Ira Konyukhova (1984, Udomlja, Russia; based in Berlin) graduated in Media Arts at the Karlsruhe University of Arts and Design under the supervision of Vadim Fishkin, João Tabarra, Anja Dorn and Rǎzvan Rǎdulescu in 2017. Her primary medium is film and video, complemented by performances, ceramic sculptures and sound works. She often questions repressive social structures that are mirrored and amplified by new technologies. She likes to work with the Amazon voice assistant Alexa, writing texts for her and constructing human-machine dialogues that address feminism, class oppression and the exploitation of migrant workers. Her films and video works have been screened at the Athens Biennale, GoEast Film Festival and Espacio Media Art Festival Tenerife, among others. Konyukhova also writes regularly for the street newspaper Arts of the Working Class.
Yein Lee (1988, S. Korea) lives and works in Vienna. After studying Visual Arts in Seoul, she continued her education in Painting and Sculpture at the Academy of Fine Arts in Vienna. Her practice combines elements of technology, physical organisms and fantastic conceptions to create hybrid visions of the bodily realm. Investigating relations of social dissonance in her extended surroundings, she combines found objects with cast pieces and painterly gestural vividness. She creates a field of discussion by targeting the complexities of societal behaviour. Her work has recently been presented in group exhibitions at the Centre Culturel Suisse, Paris; Schinkel Pavilion, Berlin; Belvedere 21 and Kunstraum Niederösterreich, Vienna, among others.
Siggi Sekira (1987, Odesa, Ukraine) lives and works in Vienna. Since 2015 they have been studying on the master’s programme at the Academy of Fine Arts Vienna. Their artistic practice includes ceramic sculpture and coloured pencil drawings. Sekira’s works revolve around the common themes of reproductive labour, female hysteria and false expectations. They draw from a variety of sources, from Slavic mythology to the 1900s Wiener Werkstätte, the Soviet avant-garde and the influx of Western pop culture after the collapse of the Soviet Union. Recent exhibitions include Sweet Lies at Ludwig Forum Aachen; Cruel Summer Camp at Exile, Vienna; Rhizome at Galerie Kandlhofer, Vienna and Fever Dream at Gianni Manhattan, Vienna.
Sonja Vulpes (Sonja Grdina, 1986) completed her studies in Art Pedagogy at the Faculty of Education in Ljubljana. She works in the fields of printmaking, drawing and zines. Her work has been presented in the solo exhibitions Memento mori at Hiša kulture in Pivka (2018), Bittersweet at Daeppen Gallery (Basel, 2018) and Limbo at MGLC (Ljubljana, 2021), as well as in several group exhibitions in Slovenia and abroad. In 2021, she was nominated for the Queen Sonja Print Award. She works in her studio in the Karst region and her residence in Ljubljana.

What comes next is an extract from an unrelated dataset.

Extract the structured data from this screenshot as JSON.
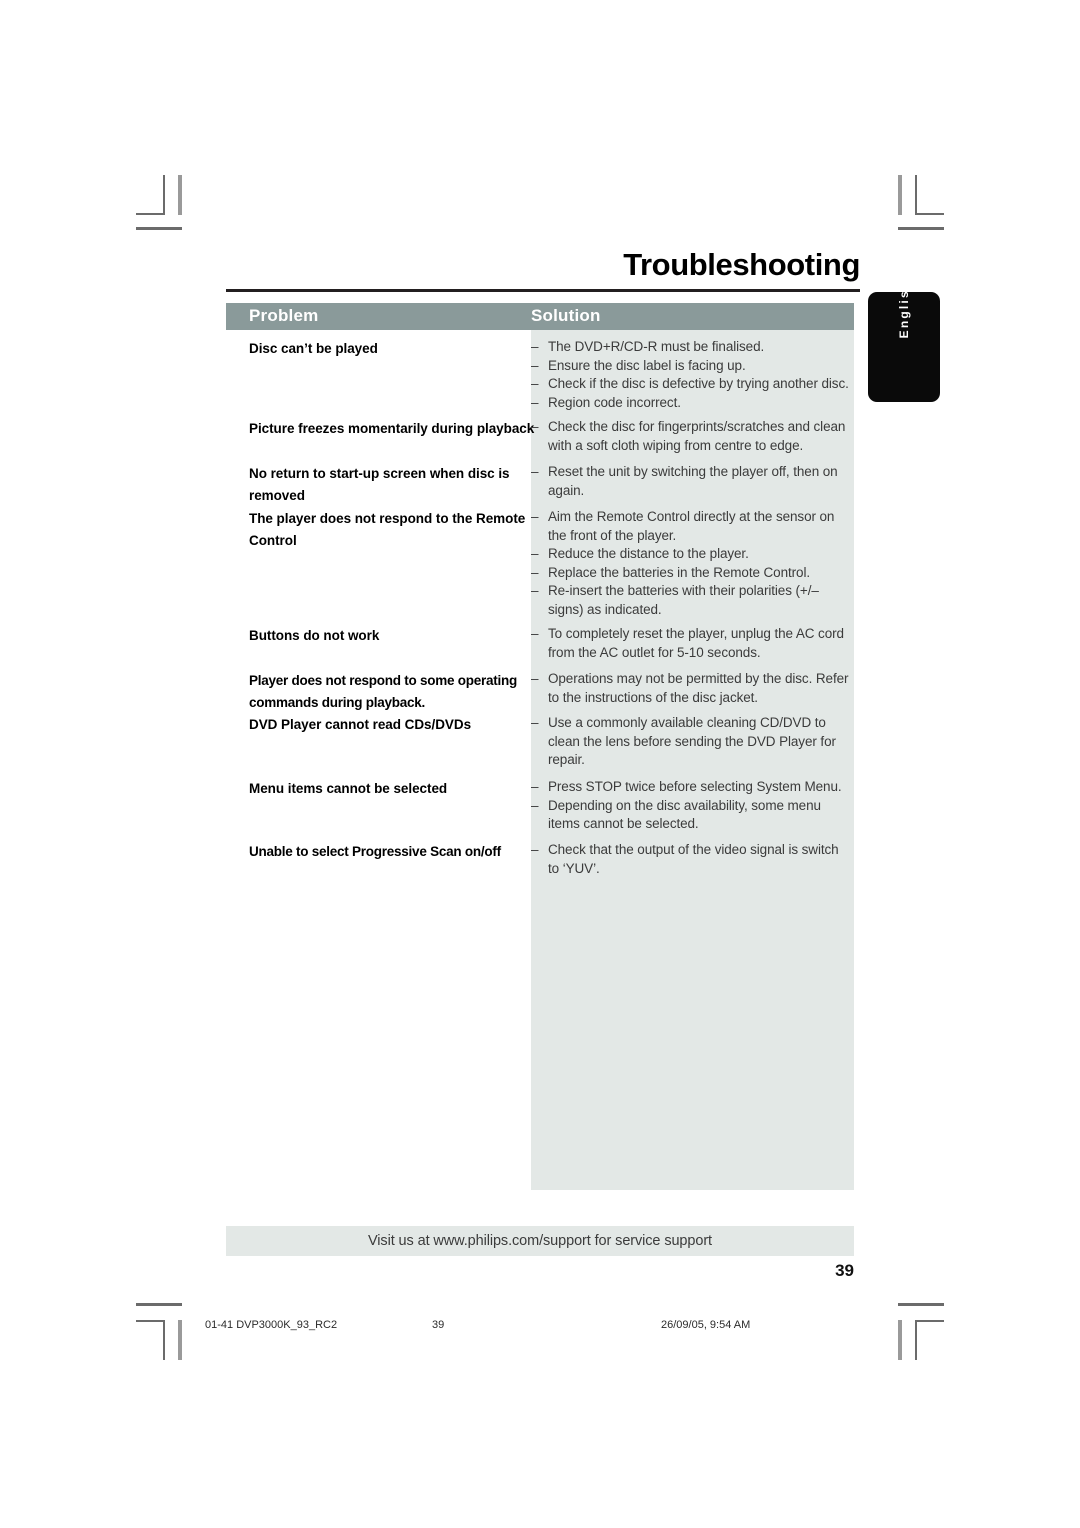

English proofreading: Arven Šakti Kralj
Slovene translation: Uroš Prah
Slovene proofreading: Inge Pangos
Design and cover image: Lea Jelenko

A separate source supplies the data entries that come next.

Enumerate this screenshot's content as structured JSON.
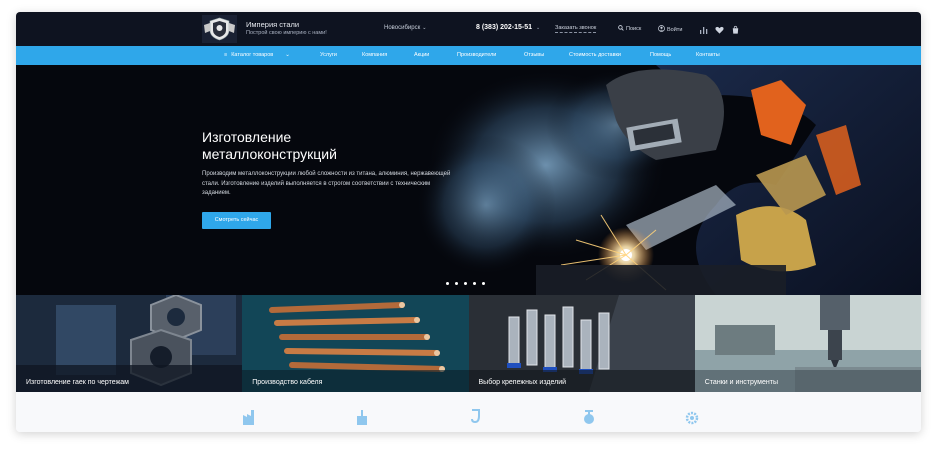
{
  "header": {
    "brand_name": "Империя стали",
    "brand_slogan": "Построй свою империю с нами!",
    "city": "Новосибирск",
    "phone": "8 (383) 202-15-51",
    "callback_link": "Заказать звонок",
    "search_label": "Поиск",
    "login_label": "Войти"
  },
  "nav": {
    "catalog_label": "Каталог товаров",
    "items": [
      "Услуги",
      "Компания",
      "Акции",
      "Производители",
      "Отзывы",
      "Стоимость доставки",
      "Помощь",
      "Контакты"
    ]
  },
  "hero": {
    "title": "Изготовление металлоконструкций",
    "text": "Производим металлоконструкции любой сложности из титана, алюминия, нержавеющей стали. Изготовление изделий выполняется в строгом соответствии с техническим заданием.",
    "button_label": "Смотреть сейчас",
    "slides_count": 5
  },
  "categories": [
    {
      "label": "Изготовление гаек по чертежам"
    },
    {
      "label": "Производство кабеля"
    },
    {
      "label": "Выбор крепежных изделий"
    },
    {
      "label": "Станки и инструменты"
    }
  ],
  "colors": {
    "accent": "#2fa7ea",
    "header_bg": "#0e1320",
    "hero_bg": "#05070d"
  },
  "bottom_icons": [
    "factory-icon",
    "tank-icon",
    "crane-hook-icon",
    "valve-icon",
    "gear-icon"
  ]
}
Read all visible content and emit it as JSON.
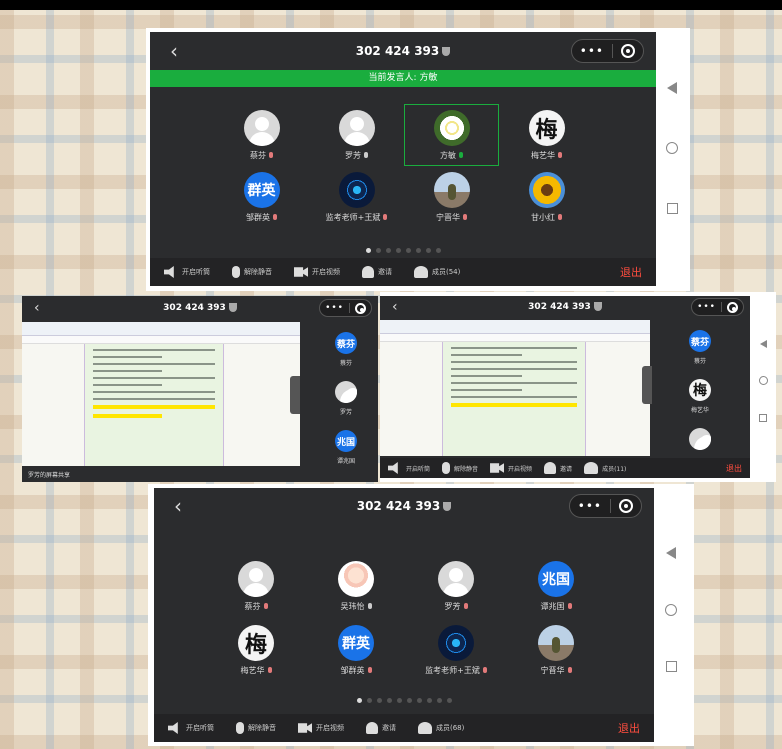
{
  "meeting_id": "302 424 393",
  "speaker_banner": "当前发言人: 方敏",
  "toolbar": {
    "speaker": "开启听筒",
    "unmute": "解除静音",
    "video": "开启视频",
    "invite": "邀请",
    "members_1": "成员(54)",
    "members_2": "成员(11)",
    "members_3": "成员(68)",
    "exit": "退出"
  },
  "screen1": {
    "participants": [
      {
        "name": "蔡芬",
        "avatar": "gray",
        "mic": "off"
      },
      {
        "name": "罗芳",
        "avatar": "gray",
        "mic": "neutral"
      },
      {
        "name": "方敏",
        "avatar": "flower-white",
        "mic": "on",
        "active": true
      },
      {
        "name": "梅艺华",
        "avatar": "calligraphy",
        "mic": "off",
        "avatar_text": "梅"
      },
      {
        "name": "邹群英",
        "avatar": "blue",
        "mic": "off",
        "avatar_text": "群英"
      },
      {
        "name": "监考老师+王斌",
        "avatar": "tech",
        "mic": "off"
      },
      {
        "name": "宁晋华",
        "avatar": "person",
        "mic": "off"
      },
      {
        "name": "甘小红",
        "avatar": "flower-yellow",
        "mic": "off"
      }
    ]
  },
  "screen2": {
    "side": [
      {
        "name": "蔡芬",
        "avatar": "blue",
        "avatar_text": "蔡芬"
      },
      {
        "name": "罗芳",
        "avatar": "gray"
      },
      {
        "name": "谭兆国",
        "avatar": "blue",
        "avatar_text": "兆国"
      }
    ],
    "caption": "罗芳的屏幕共享"
  },
  "screen3": {
    "side": [
      {
        "name": "蔡芬",
        "avatar": "blue",
        "avatar_text": "蔡芬"
      },
      {
        "name": "梅艺华",
        "avatar": "calligraphy",
        "avatar_text": "梅"
      },
      {
        "name": "",
        "avatar": "gray"
      }
    ]
  },
  "screen4": {
    "participants": [
      {
        "name": "蔡芬",
        "avatar": "gray",
        "mic": "off"
      },
      {
        "name": "吴玮怡",
        "avatar": "anime",
        "mic": "neutral"
      },
      {
        "name": "罗芳",
        "avatar": "gray",
        "mic": "off"
      },
      {
        "name": "谭兆国",
        "avatar": "blue",
        "mic": "off",
        "avatar_text": "兆国"
      },
      {
        "name": "梅艺华",
        "avatar": "calligraphy",
        "mic": "off",
        "avatar_text": "梅"
      },
      {
        "name": "邹群英",
        "avatar": "blue",
        "mic": "off",
        "avatar_text": "群英"
      },
      {
        "name": "监考老师+王斌",
        "avatar": "tech",
        "mic": "off"
      },
      {
        "name": "宁晋华",
        "avatar": "person",
        "mic": "off"
      }
    ]
  },
  "colors": {
    "accent_green": "#1aad3e",
    "exit_red": "#ff4d3f",
    "avatar_blue": "#1a73e8"
  }
}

Photos from the opening: Simao Bessa
Exhibition view: Klemen Ilovar
The works of Peter Černe were kindly lent for the exhibition by:
Moderna galerija, Ljubljana
The exhibition is supported by the Austrian Cultural Forum Ljubljana.
The Škuc Gallery programme is supported by the Ministry of Culture of the Republic of Slovenia and the Municipality of Ljubljana.